Editorial Board   Guest Author

Mr. Passanante

Frank Passanante

Senior VP, Hilton Worldwide Sales, Americas, Hilton

Frank Passanante's hospitality sales career spans over 30 years, more than 25 of them with Hilton. His responsibilities have ranged from single-unit sales and marketing oversight and regional support for multiple-property portfolios to leadership of global sales teams representing over 5,900 hotels worldwide. He has overseen hotels and resorts all over North and Latin America, and has deep expertise in all customer segments.

As Senior Vice President, Hilton Worldwide Sales-Americas, Mr. Passanante leads a large team of sales professionals who build strong and meaningful relationships with customers across the U.S., Canada and Latin America while representing Hilton's 17 brands and global portfolio of hotels. Success in this role is defined as producing industry-leading performance and ensuring Hilton stands as a leader in the markets served. This is achieved through recruiting, developing and retaining strong and inspired winning teams.

In a previous role as Vice President, Sales-Owned Assets, Mr. Passanante was responsible for sales within a portfolio of the company's largest revenue-producing assets from New York to San Francisco to Honolulu. Prior to that, his positions with Hilton included Regional Vice President of Sales; Vice President of Sales; Regional Director of Sales; Area Director of Sales; and Director of Sales & Marketing at several different hotels. He started his career with Hilton in Orlando at what is now the Hilton Orlando Lake Buena Vista.

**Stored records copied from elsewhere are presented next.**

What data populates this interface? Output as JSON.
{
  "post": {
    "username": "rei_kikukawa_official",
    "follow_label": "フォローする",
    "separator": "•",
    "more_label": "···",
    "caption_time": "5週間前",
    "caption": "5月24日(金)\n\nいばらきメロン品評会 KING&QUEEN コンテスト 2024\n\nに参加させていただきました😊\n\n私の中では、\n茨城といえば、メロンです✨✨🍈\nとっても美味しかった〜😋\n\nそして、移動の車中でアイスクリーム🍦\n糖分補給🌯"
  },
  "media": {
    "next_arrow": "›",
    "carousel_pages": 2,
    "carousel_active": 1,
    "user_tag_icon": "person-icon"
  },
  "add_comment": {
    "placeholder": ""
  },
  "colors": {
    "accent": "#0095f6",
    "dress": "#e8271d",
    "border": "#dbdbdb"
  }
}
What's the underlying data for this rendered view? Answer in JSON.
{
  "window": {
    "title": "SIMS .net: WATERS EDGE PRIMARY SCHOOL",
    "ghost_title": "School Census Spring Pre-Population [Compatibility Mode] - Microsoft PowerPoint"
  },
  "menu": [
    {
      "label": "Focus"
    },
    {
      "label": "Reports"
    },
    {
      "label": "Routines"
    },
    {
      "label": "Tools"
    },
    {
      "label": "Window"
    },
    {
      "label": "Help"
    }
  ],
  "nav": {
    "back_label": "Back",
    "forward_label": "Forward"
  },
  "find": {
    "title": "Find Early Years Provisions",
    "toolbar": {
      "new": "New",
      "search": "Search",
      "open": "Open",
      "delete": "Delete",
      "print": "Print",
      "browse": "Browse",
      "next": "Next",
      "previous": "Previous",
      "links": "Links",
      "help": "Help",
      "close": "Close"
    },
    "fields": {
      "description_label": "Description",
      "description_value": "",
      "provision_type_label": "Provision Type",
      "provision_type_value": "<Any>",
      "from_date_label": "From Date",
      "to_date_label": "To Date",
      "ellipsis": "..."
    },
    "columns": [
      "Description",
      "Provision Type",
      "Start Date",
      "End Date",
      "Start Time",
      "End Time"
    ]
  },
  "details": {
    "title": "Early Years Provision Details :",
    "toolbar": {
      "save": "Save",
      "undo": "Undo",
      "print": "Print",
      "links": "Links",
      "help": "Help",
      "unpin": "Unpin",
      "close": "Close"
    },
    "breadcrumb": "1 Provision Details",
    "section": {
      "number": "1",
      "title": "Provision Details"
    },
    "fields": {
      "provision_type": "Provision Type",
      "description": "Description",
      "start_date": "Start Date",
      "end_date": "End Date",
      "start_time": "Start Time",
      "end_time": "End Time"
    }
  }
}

Mr. Passanante has been a driving force for many notable initiatives over the years and is widely considered a change champion, building and leveraging strong relationships with multiple internal and external stakeholders. Deeply passionate about nurturing a coaching culture to ensure teams deliver consistent high performance, he believes in challenging the boundaries set by limiting beliefs and working with his teams daily to improve and grow.

Mr. Passanante is originally from New York and holds a bachelor's degree from Florida State University in hospitality administration and marketing management. He is an active member of Professional Convention Management Association (PCMA), Meeting Professionals International (MPI) and American Society of Association Executives (ASAE), and currently serves as a member of the MMBC (Meetings Mean Business Coalition)/U.S. Travel Association.

Please visit http://newsroom.hilton.com/ for more information.

Mr. Passanante can be contacted at +1 312-240-3036 or frank.passanante@hilton.com

Coming up in December 2019...

Hotel Law: A Labor Crisis and Cyber Security

According to a recent study, the hospitality industry accounted for 2.9 trillion dollars in sales and in the U.S. alone, was responsible for 1 in 9 jobs. In an industry of that scope and dimension, legal issues touch every aspect of a hotel's operation, and legal services are required in order to conform to all prevailing laws and regulations. Though not all hotels face the same issues, there are some industry-wide subjects that are of concern more broadly. One of those matters is the issue of immigration and how it affects the ability of hotels to recruit qualified employees. The hotel industry is currently facing a labor crisis; the U.S. Labor Department estimates that there are 600,000 unfilled jobs in the industry. Part of the problem contributing to this labor shortage is the lack of H2B visas for low-skilled workers, combined with the difficulty in obtaining J-1 visas for temporary workers. Because comprehensive immigration reform is not being addressed politically, hotel managers expect things are going to get worse before they get better. Corporate cyber security is another major legal issue the industry must address. Hotels are under enormous pressure in this area given the large volume of customer financial transactions they handle daily. Recently, a federal court ruled that the Federal Trade Commission had the power to regulate corporate cyber security, so it is incumbent on hotels to establish data security programs in order to prevent data breaches. The lack of such programs could cause hotels to face legal threats from government agencies, class action lawsuits, and damage to their brand image if a data breach should occur. These are just two of the critical issues that the December issue of Hotel Business Review will examine in the area of hotel law.